Internode says NBN pricing will phase out smaller ISPs

  • Hackett cites "Valley of Death" for anyone smaller than Internode
  • NBN will bring consolidation to just a handful of players
  • Minimum 250,000 customers needed to make an ISP worthwhile

Simon Hackett, Internode’s managing director, has warned ISPs if you’re not part of the big five – being Telstra, Optus, AAPT, iiNet or Internode, then you won’t survive when the National Broadband Network (NBN) is completed.

"How many retail national service providers do you think the NBN is planning for?" Hackett asked. "The feeling of the rhetoric is that there will be hundreds of them. It's actually just five. We're the number five player in the industry. Anyone smaller than us, never gets across the valley of death."

Hackett has claimed that internet providers will need at least 250,000 customers to make it worth their while to offer plans on the new broadband network. He told the Communications Day Summit in Sydney yesterday, that if an ISP has only 10,000 customers, then it will cost the provider as much as $106 per month per customer to connect to the NBN.

He has claimed the challenges stem from, “(a) the ACCC’s decision to force NBNCo to locate its points of interconnect at great distances from its own wholesale customers and (b) The NBNCo’s decision to model its pricing structure on the ‘scarcity’ based pricing model of Telstra Wholesale, rather than upon the ‘abundance’ based pricing model that is appropriate for a new national dark fibre based network.

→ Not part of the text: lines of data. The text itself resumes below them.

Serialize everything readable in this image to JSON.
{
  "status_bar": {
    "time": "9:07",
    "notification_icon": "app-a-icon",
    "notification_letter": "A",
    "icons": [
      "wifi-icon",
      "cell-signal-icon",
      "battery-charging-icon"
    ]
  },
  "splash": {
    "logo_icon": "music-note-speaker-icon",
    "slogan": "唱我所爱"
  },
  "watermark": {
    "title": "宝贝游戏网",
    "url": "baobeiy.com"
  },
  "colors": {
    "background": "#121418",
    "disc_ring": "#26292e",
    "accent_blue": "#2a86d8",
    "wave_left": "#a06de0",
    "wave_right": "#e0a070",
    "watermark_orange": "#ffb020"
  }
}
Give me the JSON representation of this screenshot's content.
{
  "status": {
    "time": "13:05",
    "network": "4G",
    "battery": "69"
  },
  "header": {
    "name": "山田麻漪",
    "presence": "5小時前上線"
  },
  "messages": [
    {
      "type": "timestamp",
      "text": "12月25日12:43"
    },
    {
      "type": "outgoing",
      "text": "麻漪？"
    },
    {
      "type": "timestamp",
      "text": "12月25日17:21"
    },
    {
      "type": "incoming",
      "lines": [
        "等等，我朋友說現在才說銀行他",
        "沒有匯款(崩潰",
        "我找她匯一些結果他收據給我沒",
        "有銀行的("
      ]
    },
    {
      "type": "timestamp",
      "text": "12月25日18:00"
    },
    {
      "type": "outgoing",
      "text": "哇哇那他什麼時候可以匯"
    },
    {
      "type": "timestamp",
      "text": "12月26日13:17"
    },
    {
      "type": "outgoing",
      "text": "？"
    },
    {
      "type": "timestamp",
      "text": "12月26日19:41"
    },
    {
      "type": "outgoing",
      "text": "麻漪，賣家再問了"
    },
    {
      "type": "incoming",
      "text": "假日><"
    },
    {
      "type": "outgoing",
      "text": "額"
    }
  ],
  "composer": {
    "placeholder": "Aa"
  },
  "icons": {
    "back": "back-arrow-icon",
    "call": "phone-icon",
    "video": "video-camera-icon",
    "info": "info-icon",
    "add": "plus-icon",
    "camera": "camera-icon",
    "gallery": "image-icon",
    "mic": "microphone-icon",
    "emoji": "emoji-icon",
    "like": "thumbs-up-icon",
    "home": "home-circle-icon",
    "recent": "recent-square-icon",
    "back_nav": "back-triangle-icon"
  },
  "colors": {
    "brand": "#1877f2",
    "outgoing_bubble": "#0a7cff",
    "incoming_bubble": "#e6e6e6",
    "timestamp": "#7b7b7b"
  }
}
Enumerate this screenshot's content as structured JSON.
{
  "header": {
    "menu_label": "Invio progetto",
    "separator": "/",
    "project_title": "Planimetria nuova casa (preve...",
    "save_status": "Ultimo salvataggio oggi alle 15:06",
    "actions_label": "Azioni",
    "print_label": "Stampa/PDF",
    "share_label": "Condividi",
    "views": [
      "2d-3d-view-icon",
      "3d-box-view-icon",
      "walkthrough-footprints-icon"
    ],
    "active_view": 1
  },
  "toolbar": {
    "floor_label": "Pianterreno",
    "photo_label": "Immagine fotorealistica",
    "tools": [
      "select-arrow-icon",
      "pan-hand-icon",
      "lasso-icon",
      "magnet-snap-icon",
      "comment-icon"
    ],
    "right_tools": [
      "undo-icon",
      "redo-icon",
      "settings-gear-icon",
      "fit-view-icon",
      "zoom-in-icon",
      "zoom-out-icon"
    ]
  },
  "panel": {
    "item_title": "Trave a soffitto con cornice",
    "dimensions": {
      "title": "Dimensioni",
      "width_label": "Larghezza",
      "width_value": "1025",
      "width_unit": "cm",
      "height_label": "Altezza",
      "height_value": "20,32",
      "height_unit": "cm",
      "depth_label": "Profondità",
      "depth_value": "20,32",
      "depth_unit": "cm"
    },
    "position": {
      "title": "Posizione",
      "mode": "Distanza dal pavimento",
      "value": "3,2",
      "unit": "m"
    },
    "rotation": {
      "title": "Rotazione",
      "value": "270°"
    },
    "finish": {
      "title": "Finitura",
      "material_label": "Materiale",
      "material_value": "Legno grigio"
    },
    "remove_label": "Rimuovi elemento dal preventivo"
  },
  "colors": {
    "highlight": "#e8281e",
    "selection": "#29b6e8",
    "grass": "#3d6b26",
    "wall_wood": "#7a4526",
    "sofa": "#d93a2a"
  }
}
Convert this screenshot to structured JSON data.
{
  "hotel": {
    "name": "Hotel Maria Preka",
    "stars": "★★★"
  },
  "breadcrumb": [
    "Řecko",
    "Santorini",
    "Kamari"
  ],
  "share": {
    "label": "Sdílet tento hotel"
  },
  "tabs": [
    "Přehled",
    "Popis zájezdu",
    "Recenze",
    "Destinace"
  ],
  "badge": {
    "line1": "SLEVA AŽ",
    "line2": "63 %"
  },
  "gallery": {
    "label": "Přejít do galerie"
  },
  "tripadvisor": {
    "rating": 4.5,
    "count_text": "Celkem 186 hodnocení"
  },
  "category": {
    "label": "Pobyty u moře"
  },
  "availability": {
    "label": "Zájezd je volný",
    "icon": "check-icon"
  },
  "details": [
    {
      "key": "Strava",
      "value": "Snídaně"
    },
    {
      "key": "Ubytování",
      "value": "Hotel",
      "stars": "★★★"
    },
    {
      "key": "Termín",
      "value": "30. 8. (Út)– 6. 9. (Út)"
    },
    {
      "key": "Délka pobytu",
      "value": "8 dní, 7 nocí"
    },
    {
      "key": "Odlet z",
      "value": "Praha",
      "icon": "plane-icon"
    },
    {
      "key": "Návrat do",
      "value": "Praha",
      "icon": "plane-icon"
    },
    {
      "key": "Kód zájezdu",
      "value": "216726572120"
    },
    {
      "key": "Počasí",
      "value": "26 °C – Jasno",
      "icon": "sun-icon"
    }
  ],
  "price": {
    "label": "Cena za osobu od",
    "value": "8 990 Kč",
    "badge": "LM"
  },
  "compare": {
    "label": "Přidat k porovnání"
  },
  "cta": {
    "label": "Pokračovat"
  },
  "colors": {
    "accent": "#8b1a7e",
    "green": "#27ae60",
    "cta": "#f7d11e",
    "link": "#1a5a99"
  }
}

The Internode managing director has argued the only other way for smaller ISPs to survive is to buy the networks wholesale off larger companies like Telstra or Optus. Optus managing director of wholesale and satellite divisions, Vicki Brady, has confirmed Optus is planning on offering wholesale NBN services.

"This is why Vicki Brady wants to sell wholesale services to 10,000-customer ISPs; because they're dead without it. Quite deeply," Hackett said.

Telstra CEO David Thodey also spoke at the Summit, calling on Australian telcos to work together to meet consumer expectations in the growing broadband and smartphone market.